Vassilis Sarantides (Athens University of Economics and Business) 30.11.2023
It is our pleasure that Dr. Vassilis Sarantides (Athens University of Economics and Business) will present on Thursday, November 30, 2023, at 12:45 in room RB437 about his research on the topic „Historical pathogen prevalence and the radius of trust“.
Registration is not required and anyone who would like to attend is warmly invited.
ABSTRACT: Why do people exhibit different levels of trust between strangers and those who are socially close to them? This study tests the hypothesis that societies with a historical prevalence of infectious diseases develop strategies to minimize contact with potentially unhealthy or contaminated out-groups, while emphasizing strong local networks of in-groups to manage infections effectively, ultimately leading to a lower radius of trust, defined as the difference between out-group and in-group trust. Our empirical analysis verifies this hypothesis using (i) cross-country; (ii) cross-country individual-level; (iii) ethnic group-level; and (iv) individual-level data for a sample of second-generation migrants. In particular, our findings support a robust negative association between historical pathogen prevalence and the contemporary radius of trust, specifically when we differentiate attitudes between socially distant groups (e.g., people met for the first time) and family members. Furthermore, this pattern remains consistent when we proxy trust attitudes using historical data on disapproval of violence at the ethnic group level from the Standard Cross-Cultural Sample. We find that an increase in social distance when differentiating attitudes between local community members and distant groups from other societies leads to a decline of disapproval of violence with increasing pathogen prevalence.

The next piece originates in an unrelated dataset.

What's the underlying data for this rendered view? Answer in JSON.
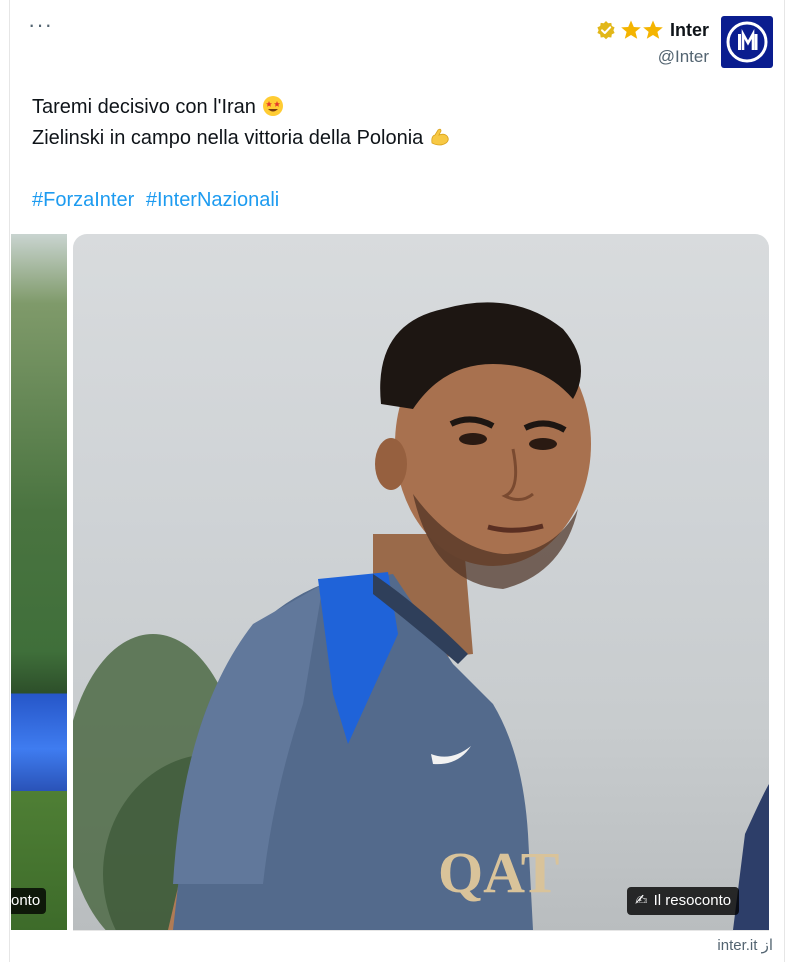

Overall, historical pathogen prevalence sheds light on a fundamental cultural trait that persists over time.
BIO: Vassilis earned his BSc in International and European Economic Studies from Athens University of Economics and Business (AUEB) in 2005, followed by an MSc in International Economics and Finance in 2007 and a PhD in Economics in 2011, all from AUEB. In 2012, he joined the University of Sheffield’s Department of Economics as an Assistant Professor and later, in 2022, he returned to AUEB in the same capacity. His primary research interests encompass Economic History, Political Economy, and Public Finance. His work has been published in scientific journals such as European Economic Review, Exploration in Economic History and Public Choice.